The author uses the phrase “religious practice” in the same way he uses the phrase “martial arts practice”. Great phrase. I love the way the author refers to the fact that early in a practice, the student assumes that there’s some universal truth behind the exercise, only to learn later that some other form of practice uses a different exercise to teach similar concepts. Isn’t this the core of religion after all - each form or discipline has developed its own mythology, dogma, and ritual to get students “practiced” in the disciplines - accustomed to using the “muscles” required to consider and reflect on Divine Presence? Each different religious practice is only preparing the student for a journey - getting them accustomed to using the “muscles” that will help them maintain the grace and poise required to stay focused on the journey.

I wonder if most martial arts have a tradition of assuming that students should strive to advance beyond the basic “dogma” and “ritual”. I know many religions have this assumption - that as we mature and advance in our ability to ask good questions and progress further on our journey, we should be able to emerge from the other side of our lessons with the ability to continue seeking without the need for the myth or ritual that got us to that point. (Christianity and Judaism for example have this tradition.)
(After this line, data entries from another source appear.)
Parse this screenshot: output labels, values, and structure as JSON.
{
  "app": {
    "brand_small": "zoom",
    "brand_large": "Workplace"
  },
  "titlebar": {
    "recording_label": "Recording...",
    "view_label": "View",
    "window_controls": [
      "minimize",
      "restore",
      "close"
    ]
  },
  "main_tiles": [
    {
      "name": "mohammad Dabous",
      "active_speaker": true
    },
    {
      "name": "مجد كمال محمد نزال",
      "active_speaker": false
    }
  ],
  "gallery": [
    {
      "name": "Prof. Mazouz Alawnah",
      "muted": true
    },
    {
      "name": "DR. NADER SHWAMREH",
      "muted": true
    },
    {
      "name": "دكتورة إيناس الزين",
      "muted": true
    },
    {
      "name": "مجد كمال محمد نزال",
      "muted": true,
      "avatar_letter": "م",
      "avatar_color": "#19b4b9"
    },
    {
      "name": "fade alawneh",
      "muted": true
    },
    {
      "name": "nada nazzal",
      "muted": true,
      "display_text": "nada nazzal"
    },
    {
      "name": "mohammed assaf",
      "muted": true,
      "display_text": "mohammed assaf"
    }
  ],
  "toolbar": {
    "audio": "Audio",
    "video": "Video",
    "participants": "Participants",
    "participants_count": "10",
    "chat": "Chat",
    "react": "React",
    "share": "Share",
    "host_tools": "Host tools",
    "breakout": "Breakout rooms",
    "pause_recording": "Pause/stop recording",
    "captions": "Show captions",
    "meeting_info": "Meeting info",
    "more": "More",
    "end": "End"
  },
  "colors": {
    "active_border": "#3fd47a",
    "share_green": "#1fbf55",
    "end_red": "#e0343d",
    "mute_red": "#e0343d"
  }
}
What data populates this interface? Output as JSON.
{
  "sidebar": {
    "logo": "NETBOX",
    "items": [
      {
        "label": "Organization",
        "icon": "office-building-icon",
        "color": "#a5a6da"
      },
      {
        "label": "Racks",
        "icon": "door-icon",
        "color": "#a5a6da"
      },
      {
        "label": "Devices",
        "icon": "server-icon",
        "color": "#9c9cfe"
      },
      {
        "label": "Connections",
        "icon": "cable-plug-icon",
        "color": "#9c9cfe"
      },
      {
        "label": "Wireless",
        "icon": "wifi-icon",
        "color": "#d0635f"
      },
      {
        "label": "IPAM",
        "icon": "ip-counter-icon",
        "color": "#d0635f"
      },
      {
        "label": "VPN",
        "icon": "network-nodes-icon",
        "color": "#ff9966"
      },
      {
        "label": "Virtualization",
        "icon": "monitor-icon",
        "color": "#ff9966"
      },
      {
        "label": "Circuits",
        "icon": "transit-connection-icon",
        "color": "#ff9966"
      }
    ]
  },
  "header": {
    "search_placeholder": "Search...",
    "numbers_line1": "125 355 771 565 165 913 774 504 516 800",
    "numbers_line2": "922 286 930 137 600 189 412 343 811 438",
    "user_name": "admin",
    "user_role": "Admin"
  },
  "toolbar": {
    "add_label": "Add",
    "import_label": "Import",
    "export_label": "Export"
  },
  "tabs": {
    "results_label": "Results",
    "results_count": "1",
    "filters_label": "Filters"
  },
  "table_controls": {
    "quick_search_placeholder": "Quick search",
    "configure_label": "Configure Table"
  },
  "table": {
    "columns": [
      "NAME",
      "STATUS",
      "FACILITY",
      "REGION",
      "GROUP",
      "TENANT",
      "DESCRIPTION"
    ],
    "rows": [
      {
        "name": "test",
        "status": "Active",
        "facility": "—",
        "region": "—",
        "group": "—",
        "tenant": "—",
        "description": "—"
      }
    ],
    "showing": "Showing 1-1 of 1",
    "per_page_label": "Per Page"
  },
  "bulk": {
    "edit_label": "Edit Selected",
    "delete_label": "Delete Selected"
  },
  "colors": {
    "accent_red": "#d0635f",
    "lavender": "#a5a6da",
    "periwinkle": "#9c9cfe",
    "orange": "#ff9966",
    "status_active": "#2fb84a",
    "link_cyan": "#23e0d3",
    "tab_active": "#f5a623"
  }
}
This doesn’t mean the student throws away the myth and ritual that brought them to where they are - they should embrace it as a good and strong path. When they outgrow that path, they’re expected to continue to seek, only they now need a path “further along”. Do martial arts assume that this happens as well - that the student will come to the point to which the author has arrived, realizing that there are many paths that lead to a place similar to where he is today, and that from this point the practitioner must “journey on”?

Of course, I’ll agree with critics who’ll choose the few fundamentalist extremists from different faiths, who focus on one small piece of the religion overall and try to turn that into the religion itself. Unfortunately the media is great at finding these people and presenting them as truly representative. I’m not talking about that minority, but rather the “root” of most religions - where they come from and what their core teachings have been.